▶ [RECORD SET]
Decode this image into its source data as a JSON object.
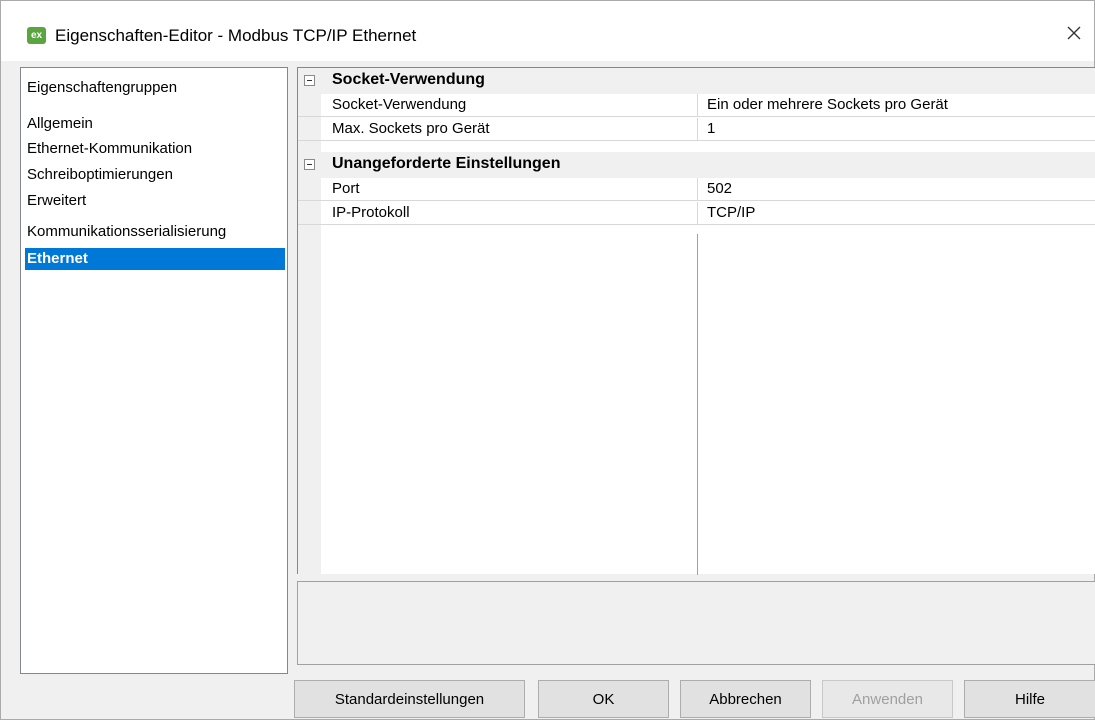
{
  "window": {
    "app_icon_text": "ex",
    "title": "Eigenschaften-Editor - Modbus TCP/IP Ethernet"
  },
  "groups": {
    "header": "Eigenschaftengruppen",
    "items": [
      {
        "label": "Allgemein"
      },
      {
        "label": "Ethernet-Kommunikation"
      },
      {
        "label": "Schreiboptimierungen"
      },
      {
        "label": "Erweitert"
      },
      {
        "label": "Kommunikationsserialisierung"
      },
      {
        "label": "Ethernet",
        "selected": true
      }
    ]
  },
  "grid": {
    "categories": [
      {
        "label": "Socket-Verwendung",
        "properties": [
          {
            "name": "Socket-Verwendung",
            "value": "Ein oder mehrere Sockets pro Gerät"
          },
          {
            "name": "Max. Sockets pro Gerät",
            "value": "1"
          }
        ]
      },
      {
        "label": "Unangeforderte Einstellungen",
        "properties": [
          {
            "name": "Port",
            "value": "502"
          },
          {
            "name": "IP-Protokoll",
            "value": "TCP/IP"
          }
        ]
      }
    ]
  },
  "buttons": {
    "defaults": "Standardeinstellungen",
    "ok": "OK",
    "cancel": "Abbrechen",
    "apply": "Anwenden",
    "help": "Hilfe"
  },
  "colors": {
    "selection": "#0078d7",
    "app_icon": "#5aa53f"
  }
}
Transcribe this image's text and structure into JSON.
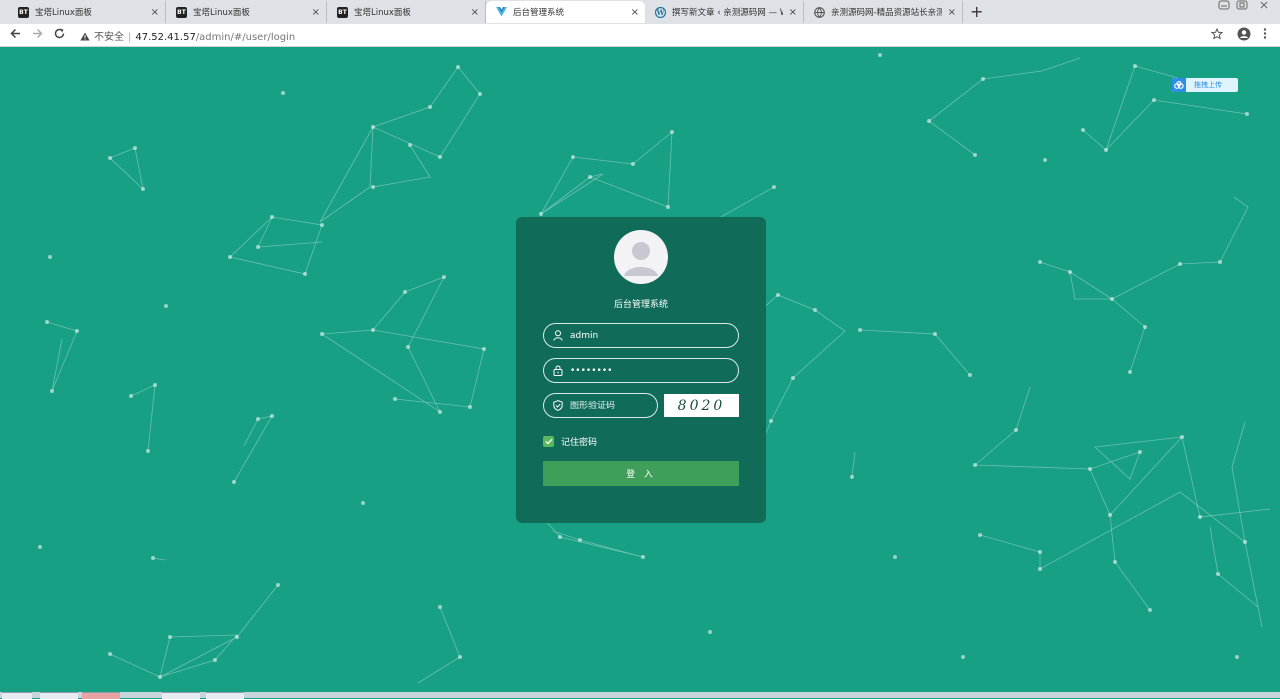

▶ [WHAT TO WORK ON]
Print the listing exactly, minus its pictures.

▶ [RESPONSE FOR THIS EXERCISE]
Decode this image into its source data as a JSON object.
{
  "window": {
    "app_icon_text": "ex",
    "title": "Eigenschaften-Editor - Modbus TCP/IP Ethernet"
  },
  "groups": {
    "header": "Eigenschaftengruppen",
    "items": [
      {
        "label": "Allgemein"
      },
      {
        "label": "Ethernet-Kommunikation"
      },
      {
        "label": "Schreiboptimierungen"
      },
      {
        "label": "Erweitert"
      },
      {
        "label": "Kommunikationsserialisierung"
      },
      {
        "label": "Ethernet",
        "selected": true
      }
    ]
  },
  "grid": {
    "categories": [
      {
        "label": "Socket-Verwendung",
        "properties": [
          {
            "name": "Socket-Verwendung",
            "value": "Ein oder mehrere Sockets pro Gerät"
          },
          {
            "name": "Max. Sockets pro Gerät",
            "value": "1"
          }
        ]
      },
      {
        "label": "Unangeforderte Einstellungen",
        "properties": [
          {
            "name": "Port",
            "value": "502"
          },
          {
            "name": "IP-Protokoll",
            "value": "TCP/IP"
          }
        ]
      }
    ]
  },
  "buttons": {
    "defaults": "Standardeinstellungen",
    "ok": "OK",
    "cancel": "Abbrechen",
    "apply": "Anwenden",
    "help": "Hilfe"
  },
  "colors": {
    "selection": "#0078d7",
    "app_icon": "#5aa53f"
  }
}
Transcribe this image's text and structure into JSON.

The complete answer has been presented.